--- PROBLEM DESCRIPTION ---
Copy out every line holding the string "values" from the records below.

[MATERIAL FOR THIS EXERCISE Boundary: Start]

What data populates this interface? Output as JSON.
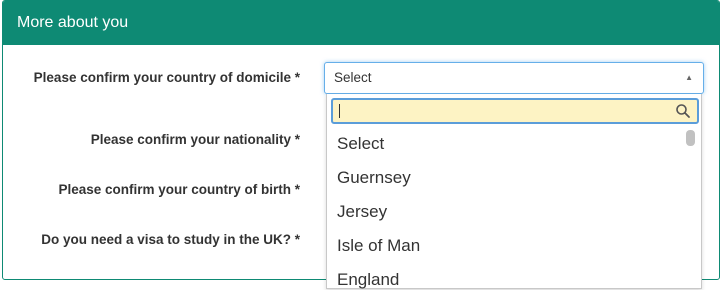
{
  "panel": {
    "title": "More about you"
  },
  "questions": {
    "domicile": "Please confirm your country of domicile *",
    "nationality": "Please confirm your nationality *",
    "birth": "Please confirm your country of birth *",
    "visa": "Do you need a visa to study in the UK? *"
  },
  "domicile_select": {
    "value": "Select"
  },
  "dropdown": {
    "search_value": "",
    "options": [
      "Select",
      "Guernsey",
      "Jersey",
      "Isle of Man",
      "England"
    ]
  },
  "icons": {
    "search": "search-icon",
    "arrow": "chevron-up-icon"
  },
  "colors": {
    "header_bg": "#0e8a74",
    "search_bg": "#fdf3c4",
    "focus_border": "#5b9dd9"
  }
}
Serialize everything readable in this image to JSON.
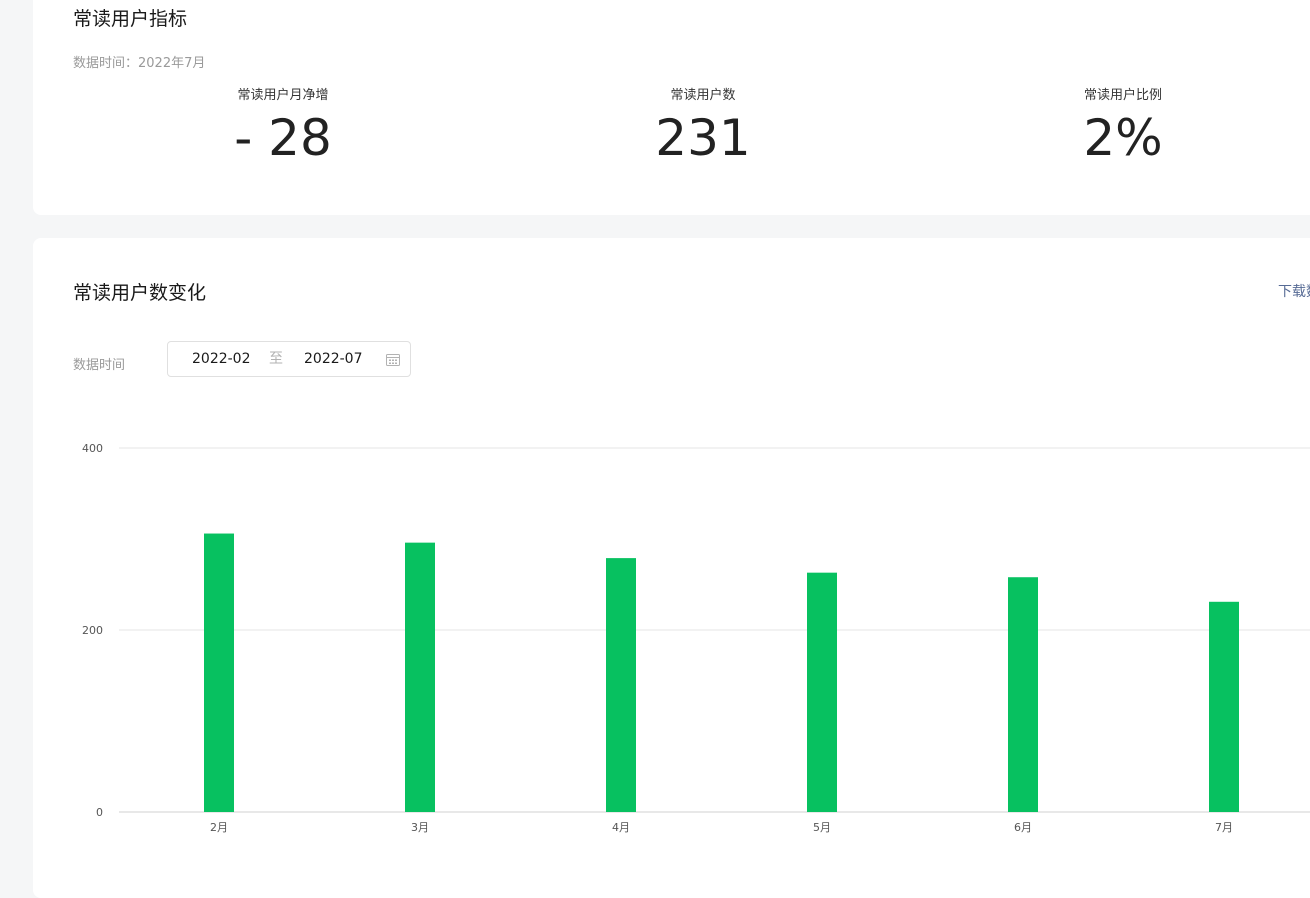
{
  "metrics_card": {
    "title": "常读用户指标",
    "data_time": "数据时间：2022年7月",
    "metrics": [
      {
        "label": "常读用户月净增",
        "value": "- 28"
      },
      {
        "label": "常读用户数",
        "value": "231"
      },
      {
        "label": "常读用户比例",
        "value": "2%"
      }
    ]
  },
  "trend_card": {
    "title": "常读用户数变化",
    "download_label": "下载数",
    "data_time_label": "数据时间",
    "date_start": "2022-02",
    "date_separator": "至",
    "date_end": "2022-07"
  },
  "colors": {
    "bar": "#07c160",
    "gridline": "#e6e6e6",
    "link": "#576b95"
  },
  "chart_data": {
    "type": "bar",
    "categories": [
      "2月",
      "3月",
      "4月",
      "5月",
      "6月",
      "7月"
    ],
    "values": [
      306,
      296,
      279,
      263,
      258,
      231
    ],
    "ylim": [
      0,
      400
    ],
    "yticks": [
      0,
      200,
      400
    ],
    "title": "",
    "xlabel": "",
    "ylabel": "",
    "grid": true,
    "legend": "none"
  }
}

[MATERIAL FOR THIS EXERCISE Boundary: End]
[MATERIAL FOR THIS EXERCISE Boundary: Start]

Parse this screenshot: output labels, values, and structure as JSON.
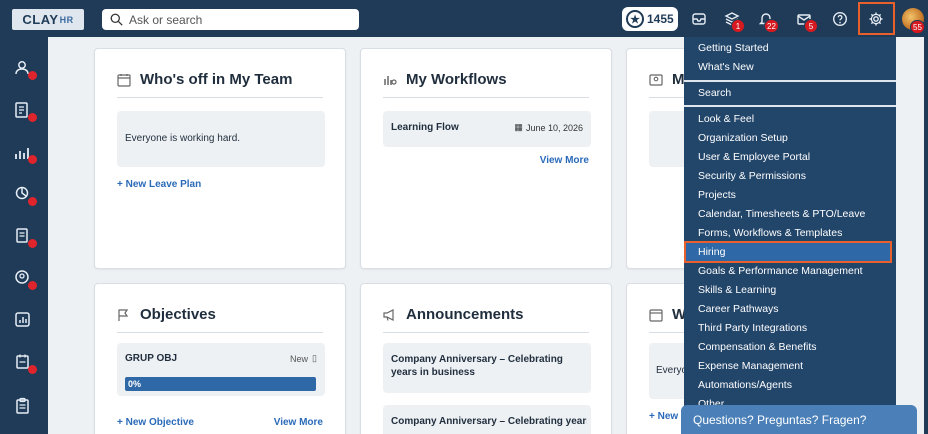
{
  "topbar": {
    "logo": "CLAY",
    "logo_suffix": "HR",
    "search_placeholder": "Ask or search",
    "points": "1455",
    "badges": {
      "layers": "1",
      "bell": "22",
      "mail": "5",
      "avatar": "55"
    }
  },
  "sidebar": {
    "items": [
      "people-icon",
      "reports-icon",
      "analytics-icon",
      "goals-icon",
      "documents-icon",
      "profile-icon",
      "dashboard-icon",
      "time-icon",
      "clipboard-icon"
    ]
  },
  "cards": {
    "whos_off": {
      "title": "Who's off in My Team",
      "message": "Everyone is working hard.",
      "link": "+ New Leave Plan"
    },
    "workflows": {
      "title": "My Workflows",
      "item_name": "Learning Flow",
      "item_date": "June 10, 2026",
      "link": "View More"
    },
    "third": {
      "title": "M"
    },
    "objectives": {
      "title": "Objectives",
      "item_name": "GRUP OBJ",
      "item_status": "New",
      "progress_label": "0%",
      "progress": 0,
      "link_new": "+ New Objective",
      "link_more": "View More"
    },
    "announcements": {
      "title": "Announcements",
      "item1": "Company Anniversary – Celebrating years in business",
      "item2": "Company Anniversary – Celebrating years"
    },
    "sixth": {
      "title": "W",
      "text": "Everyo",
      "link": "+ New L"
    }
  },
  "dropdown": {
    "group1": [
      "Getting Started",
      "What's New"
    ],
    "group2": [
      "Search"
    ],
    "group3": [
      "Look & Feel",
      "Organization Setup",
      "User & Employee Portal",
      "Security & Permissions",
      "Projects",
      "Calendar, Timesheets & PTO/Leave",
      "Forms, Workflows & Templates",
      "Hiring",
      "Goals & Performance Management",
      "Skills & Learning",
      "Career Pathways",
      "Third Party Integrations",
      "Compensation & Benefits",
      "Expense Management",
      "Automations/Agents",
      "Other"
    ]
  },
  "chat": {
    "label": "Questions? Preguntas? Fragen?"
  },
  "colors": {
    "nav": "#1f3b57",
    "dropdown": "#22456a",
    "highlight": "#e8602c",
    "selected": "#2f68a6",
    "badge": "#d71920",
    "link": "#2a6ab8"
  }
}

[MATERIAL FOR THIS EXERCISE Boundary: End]

--- FINISHED EXERCISE ---
    "values": [
Parse this screenshot: output labels, values, and structure as JSON.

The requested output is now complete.